One of the things I’ve started doing two weeks ago was to play Tetris with my life and time. It means I’ve started scheduling everything, including my sleep, and I’ve effectively killed my to-do list.

Let’s start with the to-do list. Do you have one? Look at it. Look at all the crap you should have done weeks ago or months ago, but you haven’t touched. Their existence is proof that you suck at doing things you set your mind to. Cross all those off, because if you’ve waited that long, they can’t be important enough to keep around.

Next, let’s talk about sleep and scheduling everything and playing Tetris. I’ve come to see everything I do and have to do as Tetris blocks and my entire life is the Tetris board and when I die, it means I have more than I can handle and that’s game over.

Tetris blocks represent things that need to be done. You know how Tetris works: every single block has to fit somewhere and you have to clear lines, as in get things done, otherwise, you’re dead.

With that in mind, it makes total sense to schedule sleep as well as everything else, like time to hang out with friends and time to spend with family.

Let’s go back to the to-do list. I don’t have one anymore. Now, when you ask me to do something, I put it in my calendar. I effectively make time for it; I, you, and others, know when it will happen, unlike with a to-do list where you just write down things, but you have no clue when you’ll get to it and get it done, if it’s going to get done at all.

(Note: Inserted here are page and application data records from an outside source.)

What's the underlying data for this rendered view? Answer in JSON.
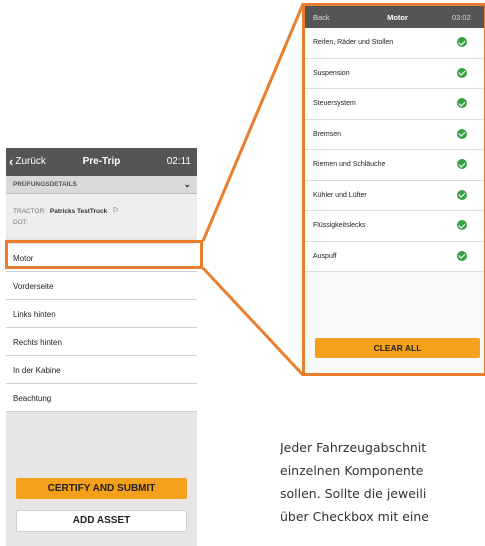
{
  "left_phone": {
    "back_label": "Zurück",
    "title": "Pre-Trip",
    "time": "02:11",
    "section_label": "PRÜFUNGSDETAILS",
    "tractor_label": "TRACTOR:",
    "tractor_value": "Patricks TestTruck",
    "dot_label": "DOT:",
    "items": [
      "Motor",
      "Vorderseite",
      "Links hinten",
      "Rechts hinten",
      "In der Kabine",
      "Beachtung"
    ],
    "certify_label": "CERTIFY AND SUBMIT",
    "add_asset_label": "ADD ASSET"
  },
  "right_phone": {
    "back_label": "Back",
    "title": "Motor",
    "time": "03:02",
    "items": [
      {
        "label": "Reifen, Räder und Stollen",
        "checked": true
      },
      {
        "label": "Suspension",
        "checked": true
      },
      {
        "label": "Steuersystem",
        "checked": true
      },
      {
        "label": "Bremsen",
        "checked": true
      },
      {
        "label": "Riemen und Schläuche",
        "checked": true
      },
      {
        "label": "Kühler und Lüfter",
        "checked": true
      },
      {
        "label": "Flüssigkeitslecks",
        "checked": true
      },
      {
        "label": "Auspuff",
        "checked": true
      }
    ],
    "clear_all_label": "CLEAR ALL"
  },
  "caption_lines": [
    "Jeder Fahrzeugabschnit",
    "einzelnen Komponente",
    "sollen. Sollte die jeweili",
    "über Checkbox mit eine"
  ],
  "colors": {
    "highlight": "#e87e2e",
    "header_bg": "#555555",
    "button_orange": "#f5a01a",
    "check_green": "#3aa047"
  },
  "icons": {
    "back": "chevron-left-icon",
    "collapse": "chevron-down-icon",
    "flag": "flag-icon",
    "check": "check-circle-icon"
  }
}
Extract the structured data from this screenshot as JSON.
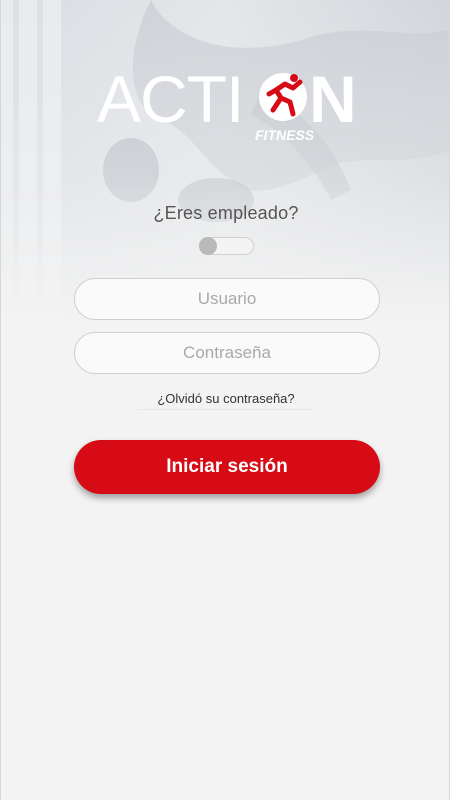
{
  "brand": {
    "logo_text": "ACTION",
    "logo_sub": "FITNESS",
    "accent_color": "#d60b15"
  },
  "login": {
    "employee_question": "¿Eres empleado?",
    "employee_toggle_on": false,
    "username_placeholder": "Usuario",
    "password_placeholder": "Contraseña",
    "forgot_password": "¿Olvidó su contraseña?",
    "submit_label": "Iniciar sesión"
  }
}
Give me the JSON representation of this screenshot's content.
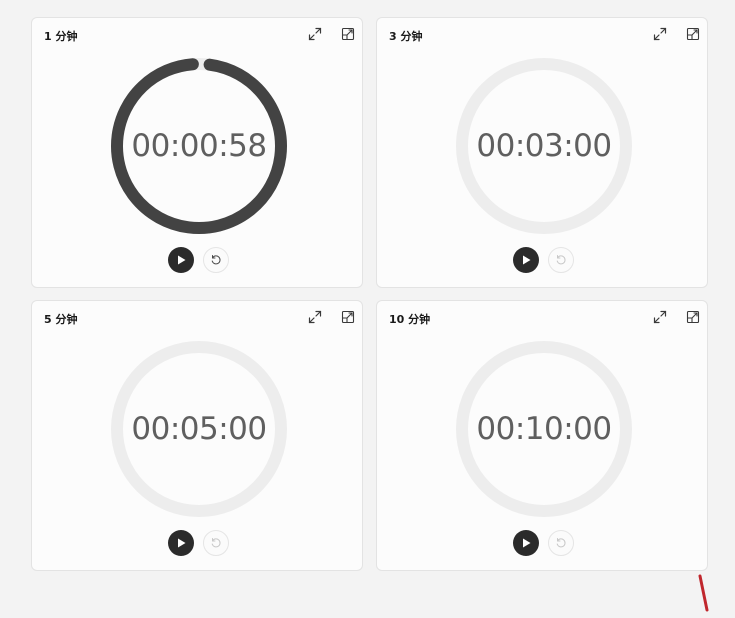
{
  "colors": {
    "background": "#f3f3f3",
    "card": "#fcfcfc",
    "ring_track": "#ededed",
    "ring_progress": "#434343",
    "time_text": "#5f5f5f",
    "play_button": "#2b2b2b"
  },
  "timers": [
    {
      "title": "1 分钟",
      "time": "00:00:58",
      "remaining_fraction": 0.967,
      "running": true,
      "reset_enabled": true,
      "expand_icon": "expand-icon",
      "pin_icon": "keep-on-top-icon"
    },
    {
      "title": "3 分钟",
      "time": "00:03:00",
      "remaining_fraction": 1.0,
      "running": false,
      "reset_enabled": false,
      "expand_icon": "expand-icon",
      "pin_icon": "keep-on-top-icon"
    },
    {
      "title": "5 分钟",
      "time": "00:05:00",
      "remaining_fraction": 1.0,
      "running": false,
      "reset_enabled": false,
      "expand_icon": "expand-icon",
      "pin_icon": "keep-on-top-icon"
    },
    {
      "title": "10 分钟",
      "time": "00:10:00",
      "remaining_fraction": 1.0,
      "running": false,
      "reset_enabled": false,
      "expand_icon": "expand-icon",
      "pin_icon": "keep-on-top-icon"
    }
  ]
}
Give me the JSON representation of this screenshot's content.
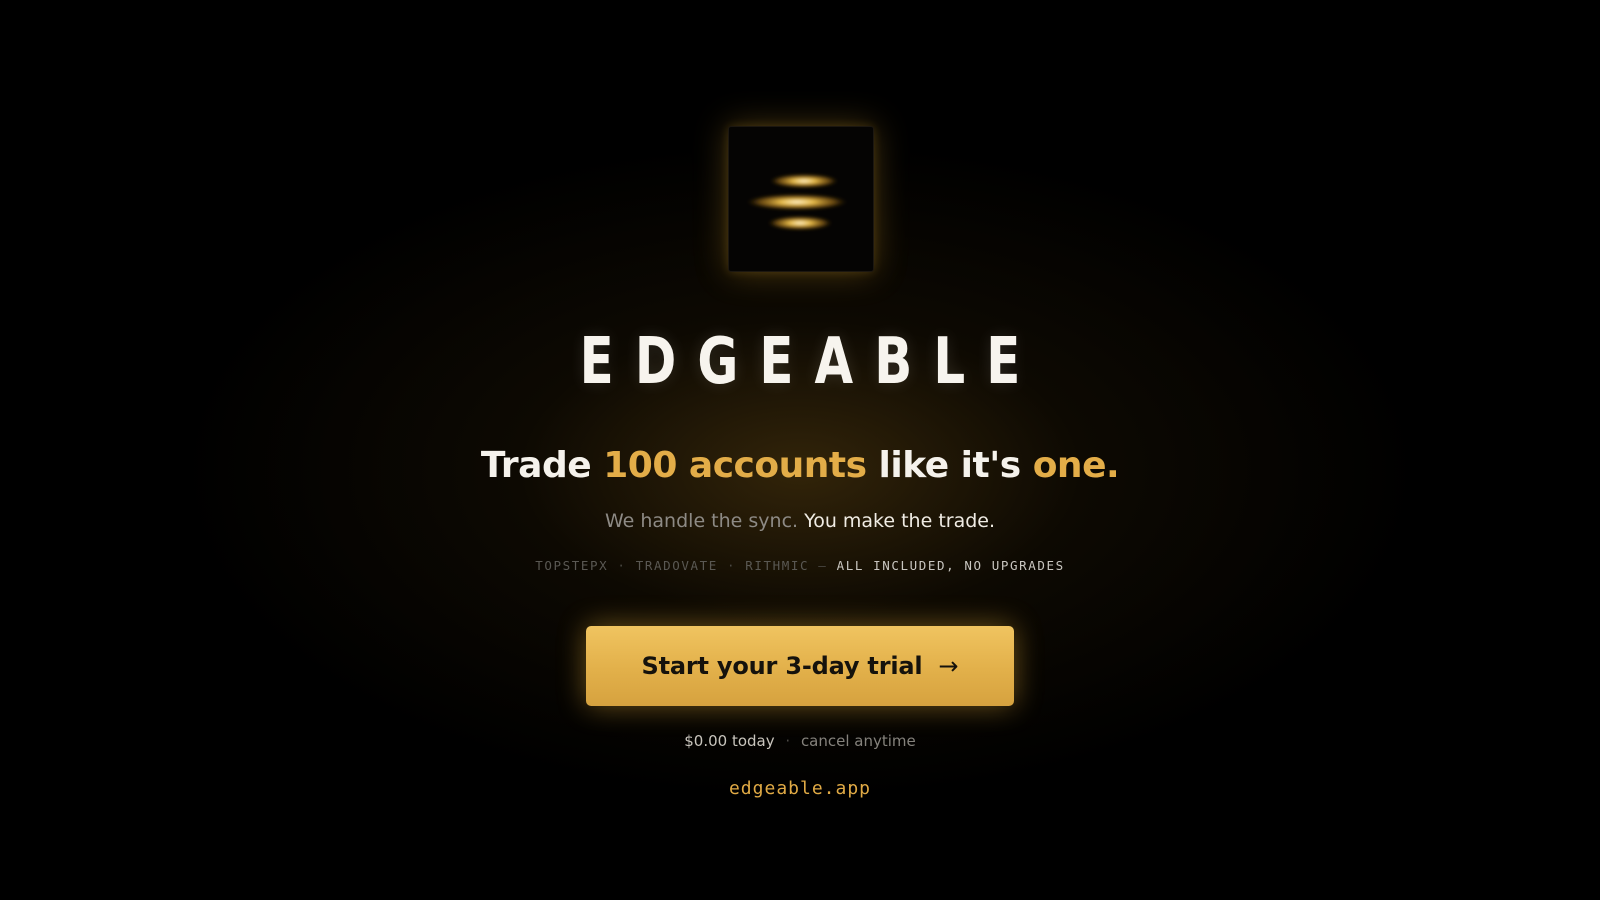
{
  "brand": {
    "logo_icon": "three-gold-bars-icon",
    "name": "EDGEABLE"
  },
  "headline": {
    "part1": "Trade",
    "highlight1": "100 accounts",
    "part2": "like it's",
    "highlight2": "one."
  },
  "subline": {
    "muted": "We handle the sync.",
    "bright": "You make the trade."
  },
  "platforms": {
    "items": [
      "TOPSTEPX",
      "TRADOVATE",
      "RITHMIC"
    ],
    "separator": "·",
    "dash": "—",
    "note": "ALL INCLUDED, NO UPGRADES"
  },
  "cta": {
    "label": "Start your 3-day trial",
    "arrow": "→"
  },
  "pricing": {
    "price": "$0.00 today",
    "dot": "·",
    "cancel": "cancel anytime"
  },
  "footer": {
    "domain": "edgeable.app"
  },
  "colors": {
    "background": "#000000",
    "accent_gold": "#e3ad48",
    "button_gold": "#e6b44e",
    "text_primary": "#f5f2ec"
  }
}
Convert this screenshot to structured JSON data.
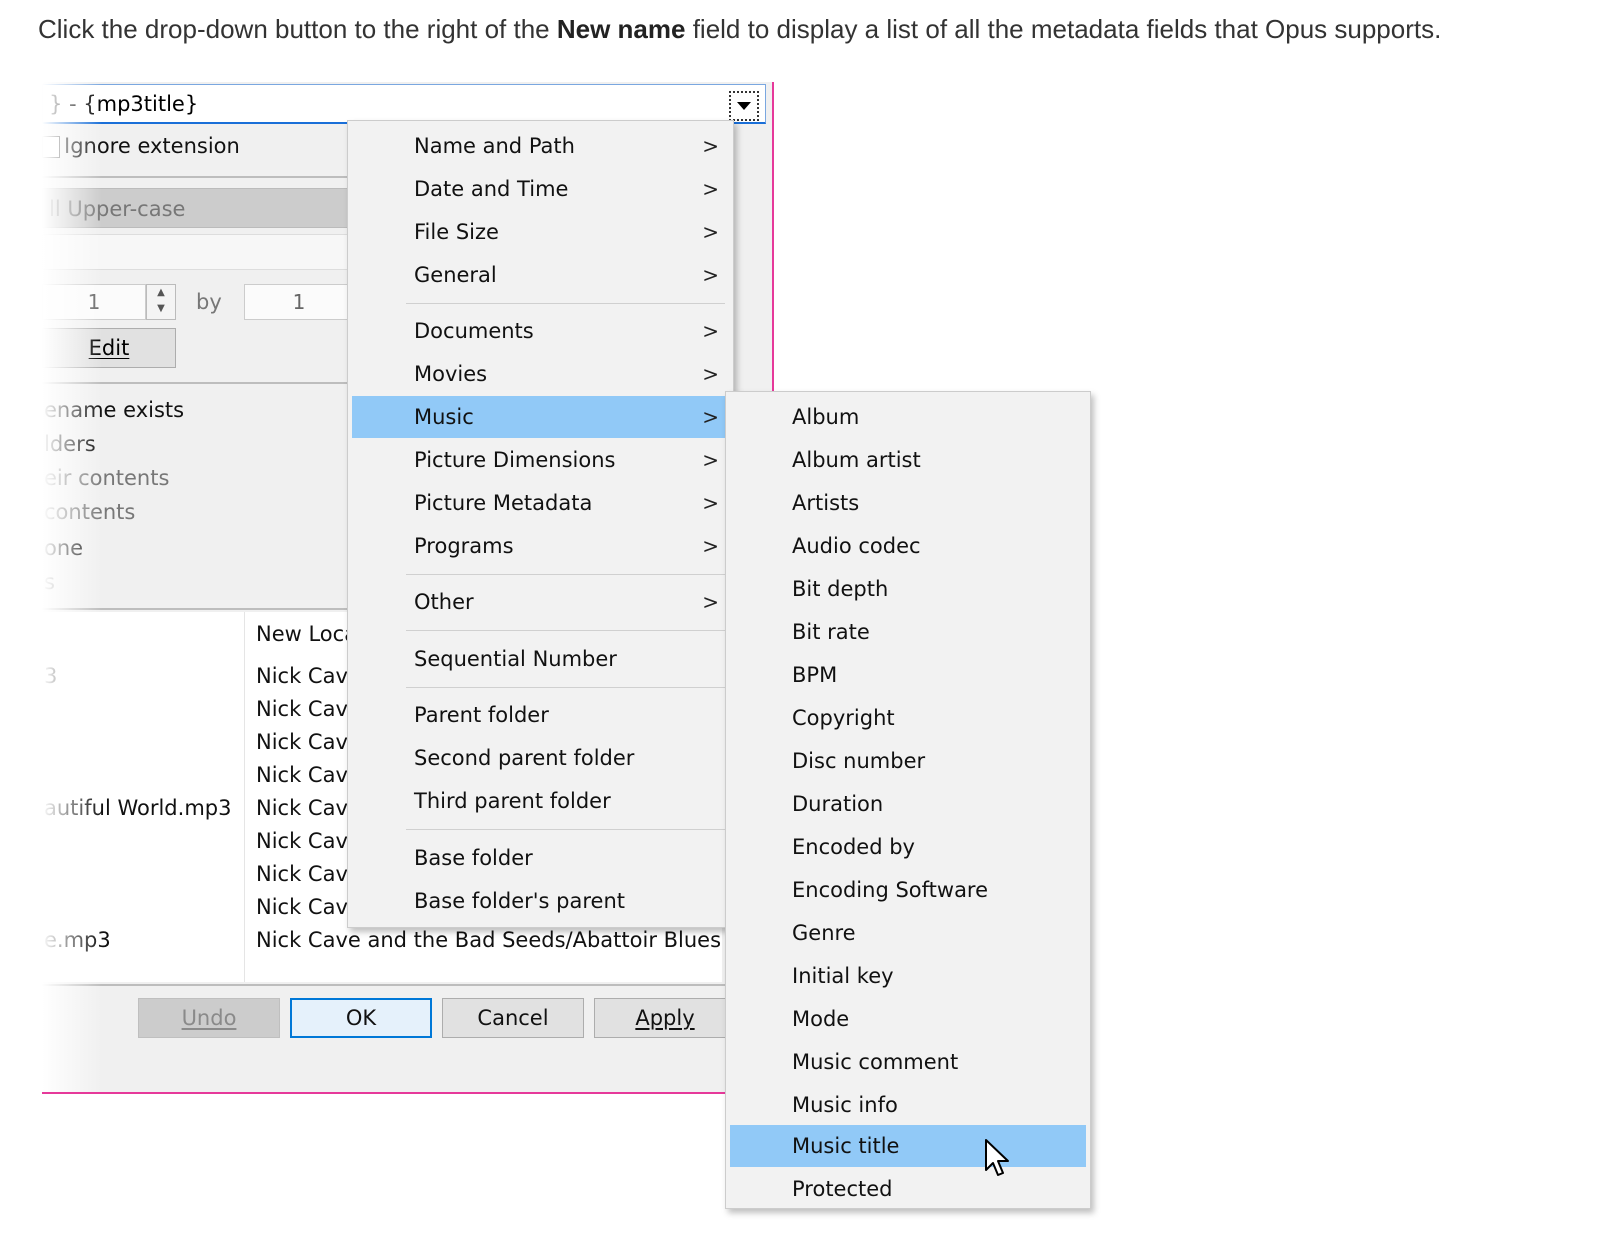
{
  "intro": {
    "before": "Click the drop-down button to the right of the ",
    "bold": "New name",
    "after": " field to display a list of all the metadata fields that Opus supports."
  },
  "dialog": {
    "new_name_value": "} - {mp3title}",
    "ignore_extension_label": "Ignore extension",
    "case_value": "ll Upper-case",
    "number_from": "1",
    "by_label": "by",
    "number_by": "1",
    "edit_label": "Edit",
    "options": [
      "ename exists",
      "lders",
      "eir contents",
      "contents",
      "one",
      "s"
    ],
    "list_header": "New Loca",
    "list_rows": [
      {
        "file": "3",
        "location": "Nick Cave"
      },
      {
        "file": "",
        "location": "Nick Cave"
      },
      {
        "file": "",
        "location": "Nick Cave"
      },
      {
        "file": "",
        "location": "Nick Cave"
      },
      {
        "file": "autiful World.mp3",
        "location": "Nick Cave"
      },
      {
        "file": "",
        "location": "Nick Cave"
      },
      {
        "file": "",
        "location": "Nick Cave"
      },
      {
        "file": "",
        "location": "Nick Cave"
      },
      {
        "file": "e.mp3",
        "location": "Nick Cave and the Bad Seeds/Abattoir Blues"
      }
    ],
    "buttons": {
      "undo": "Undo",
      "ok": "OK",
      "cancel": "Cancel",
      "apply": "Apply"
    }
  },
  "main_menu": {
    "items": [
      {
        "label": "Name and Path",
        "submenu": true
      },
      {
        "label": "Date and Time",
        "submenu": true
      },
      {
        "label": "File Size",
        "submenu": true
      },
      {
        "label": "General",
        "submenu": true
      },
      {
        "label": "Documents",
        "submenu": true
      },
      {
        "label": "Movies",
        "submenu": true
      },
      {
        "label": "Music",
        "submenu": true,
        "highlighted": true
      },
      {
        "label": "Picture Dimensions",
        "submenu": true
      },
      {
        "label": "Picture Metadata",
        "submenu": true
      },
      {
        "label": "Programs",
        "submenu": true
      },
      {
        "label": "Other",
        "submenu": true
      },
      {
        "label": "Sequential Number",
        "submenu": false
      },
      {
        "label": "Parent folder",
        "submenu": false
      },
      {
        "label": "Second parent folder",
        "submenu": false
      },
      {
        "label": "Third parent folder",
        "submenu": false
      },
      {
        "label": "Base folder",
        "submenu": false
      },
      {
        "label": "Base folder's parent",
        "submenu": false
      }
    ],
    "arrow_glyph": ">"
  },
  "music_submenu": {
    "items": [
      "Album",
      "Album artist",
      "Artists",
      "Audio codec",
      "Bit depth",
      "Bit rate",
      "BPM",
      "Copyright",
      "Disc number",
      "Duration",
      "Encoded by",
      "Encoding Software",
      "Genre",
      "Initial key",
      "Mode",
      "Music comment",
      "Music info",
      "Music title",
      "Protected"
    ],
    "highlighted": "Music title"
  },
  "colors": {
    "highlight": "#91c9f7",
    "dialog_border": "#e6399a",
    "focus_blue": "#0078d7"
  }
}
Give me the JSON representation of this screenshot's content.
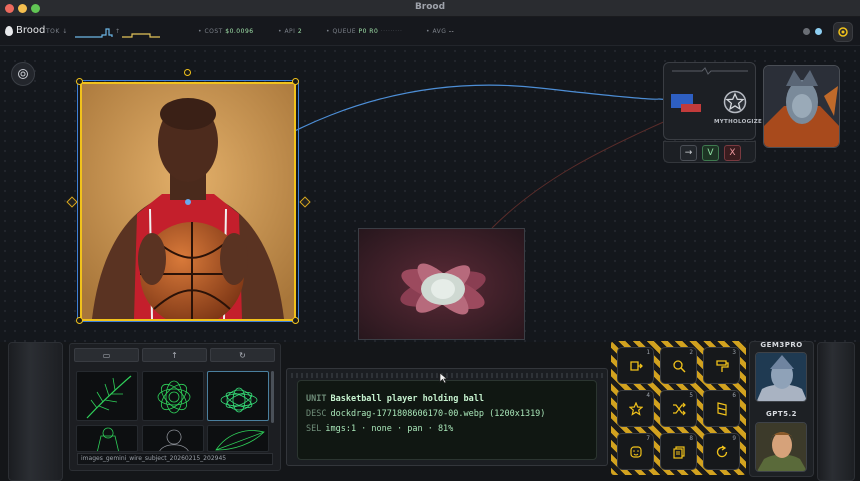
{
  "window": {
    "title": "Brood"
  },
  "hud": {
    "brand": "Brood",
    "tok_label": "TOK ↓",
    "tok_up": "↑",
    "cost_label": "COST",
    "cost_value": "$0.0096",
    "api_label": "API",
    "api_value": "2",
    "queue_label": "QUEUE",
    "queue_value": "P0 R0",
    "avg_label": "AVG",
    "avg_value": "--"
  },
  "canvas": {
    "selected_image": "Basketball player holding ball",
    "secondary_image": "succulent"
  },
  "node": {
    "label": "MYTHOLOGIZE",
    "actions": [
      {
        "icon": "arrow-right-icon",
        "glyph": "→"
      },
      {
        "icon": "accept-icon",
        "glyph": "V"
      },
      {
        "icon": "reject-icon",
        "glyph": "X"
      }
    ]
  },
  "file_browser": {
    "buttons": [
      {
        "icon": "folder-icon",
        "glyph": "▭"
      },
      {
        "icon": "upload-icon",
        "glyph": "↑"
      },
      {
        "icon": "refresh-icon",
        "glyph": "↻"
      }
    ],
    "caption": "images_gemini_wire_subject_20260215_202945"
  },
  "info": {
    "unit_key": "UNIT",
    "unit_value": "Basketball player holding ball",
    "desc_key": "DESC",
    "desc_value": "dockdrag-1771808606170-00.webp (1200x1319)",
    "sel_key": "SEL",
    "sel_value": "imgs:1 · none · pan · 81%"
  },
  "tools": [
    {
      "num": "1",
      "icon": "annotate-icon"
    },
    {
      "num": "2",
      "icon": "search-icon"
    },
    {
      "num": "3",
      "icon": "paint-roller-icon"
    },
    {
      "num": "4",
      "icon": "magic-star-icon"
    },
    {
      "num": "5",
      "icon": "shuffle-icon"
    },
    {
      "num": "6",
      "icon": "stencil-icon"
    },
    {
      "num": "7",
      "icon": "face-icon"
    },
    {
      "num": "8",
      "icon": "layers-icon"
    },
    {
      "num": "9",
      "icon": "rotate-icon"
    }
  ],
  "models": [
    {
      "name": "GEM3PRO"
    },
    {
      "name": "GPT5.2"
    }
  ],
  "colors": {
    "accent_yellow": "#f1c21b",
    "selection_blue": "#3e7fd6",
    "terminal_green": "#a8e6b8"
  }
}
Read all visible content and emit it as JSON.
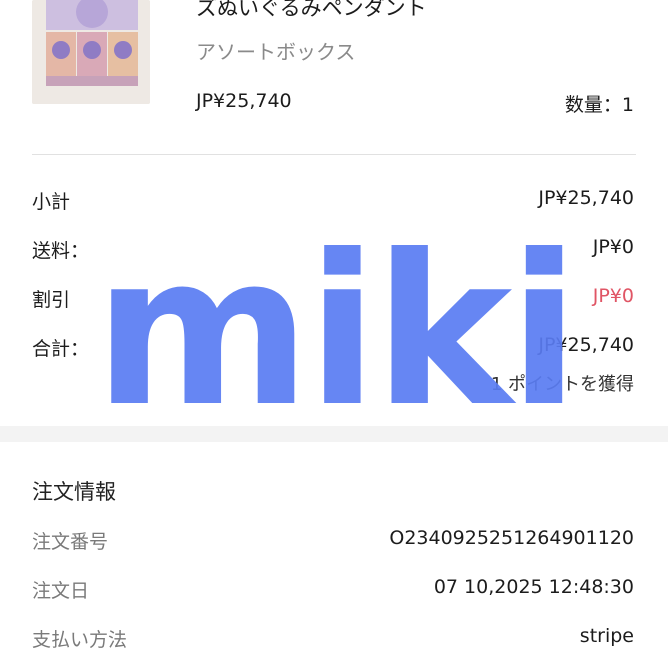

Then some people tell me that by scheduling/planning everything, I don’t leave room for the unexpected and spontaneity. To that, I guarantee (I don’t do that a lot) that no matter how hard you plan, surprise will find you, whether it’s good or bad. It’s a human world after all.

Serendipity: my schedule deviates on a weekly basis, but back to the Tetris game, deviating is the equivalent of misplacing blocks, either on purpose or by accident. What you have to do is readjust and get back on track or… Game over.